-- Records to use --
= = =

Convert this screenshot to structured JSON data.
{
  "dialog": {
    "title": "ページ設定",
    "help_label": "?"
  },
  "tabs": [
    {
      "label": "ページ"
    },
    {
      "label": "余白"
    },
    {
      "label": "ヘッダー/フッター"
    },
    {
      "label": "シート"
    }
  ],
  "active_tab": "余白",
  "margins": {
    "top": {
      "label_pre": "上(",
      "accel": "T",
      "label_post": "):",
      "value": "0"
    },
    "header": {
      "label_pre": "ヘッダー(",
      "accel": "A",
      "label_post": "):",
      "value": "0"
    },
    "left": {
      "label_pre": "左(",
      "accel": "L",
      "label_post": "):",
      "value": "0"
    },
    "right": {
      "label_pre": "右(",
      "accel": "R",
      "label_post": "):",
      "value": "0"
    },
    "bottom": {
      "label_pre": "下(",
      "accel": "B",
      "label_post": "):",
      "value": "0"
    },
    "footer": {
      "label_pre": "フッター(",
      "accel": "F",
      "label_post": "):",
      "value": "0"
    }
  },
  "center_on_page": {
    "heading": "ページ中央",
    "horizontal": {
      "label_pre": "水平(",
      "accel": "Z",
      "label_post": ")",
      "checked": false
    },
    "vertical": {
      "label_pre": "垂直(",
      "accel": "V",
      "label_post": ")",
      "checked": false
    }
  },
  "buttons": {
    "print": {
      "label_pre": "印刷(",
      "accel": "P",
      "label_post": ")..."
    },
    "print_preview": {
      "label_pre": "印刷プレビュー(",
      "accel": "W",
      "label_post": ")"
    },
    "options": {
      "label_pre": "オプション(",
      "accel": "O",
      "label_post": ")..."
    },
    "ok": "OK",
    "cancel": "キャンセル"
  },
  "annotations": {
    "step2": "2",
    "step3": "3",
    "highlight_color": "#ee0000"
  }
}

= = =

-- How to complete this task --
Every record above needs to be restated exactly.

-- Solution to the exercise --
Convert this screenshot to structured JSON data.
{
  "dialog": {
    "title": "ページ設定",
    "help_label": "?"
  },
  "tabs": [
    {
      "label": "ページ"
    },
    {
      "label": "余白"
    },
    {
      "label": "ヘッダー/フッター"
    },
    {
      "label": "シート"
    }
  ],
  "active_tab": "余白",
  "margins": {
    "top": {
      "label_pre": "上(",
      "accel": "T",
      "label_post": "):",
      "value": "0"
    },
    "header": {
      "label_pre": "ヘッダー(",
      "accel": "A",
      "label_post": "):",
      "value": "0"
    },
    "left": {
      "label_pre": "左(",
      "accel": "L",
      "label_post": "):",
      "value": "0"
    },
    "right": {
      "label_pre": "右(",
      "accel": "R",
      "label_post": "):",
      "value": "0"
    },
    "bottom": {
      "label_pre": "下(",
      "accel": "B",
      "label_post": "):",
      "value": "0"
    },
    "footer": {
      "label_pre": "フッター(",
      "accel": "F",
      "label_post": "):",
      "value": "0"
    }
  },
  "center_on_page": {
    "heading": "ページ中央",
    "horizontal": {
      "label_pre": "水平(",
      "accel": "Z",
      "label_post": ")",
      "checked": false
    },
    "vertical": {
      "label_pre": "垂直(",
      "accel": "V",
      "label_post": ")",
      "checked": false
    }
  },
  "buttons": {
    "print": {
      "label_pre": "印刷(",
      "accel": "P",
      "label_post": ")..."
    },
    "print_preview": {
      "label_pre": "印刷プレビュー(",
      "accel": "W",
      "label_post": ")"
    },
    "options": {
      "label_pre": "オプション(",
      "accel": "O",
      "label_post": ")..."
    },
    "ok": "OK",
    "cancel": "キャンセル"
  },
  "annotations": {
    "step2": "2",
    "step3": "3",
    "highlight_color": "#ee0000"
  }
}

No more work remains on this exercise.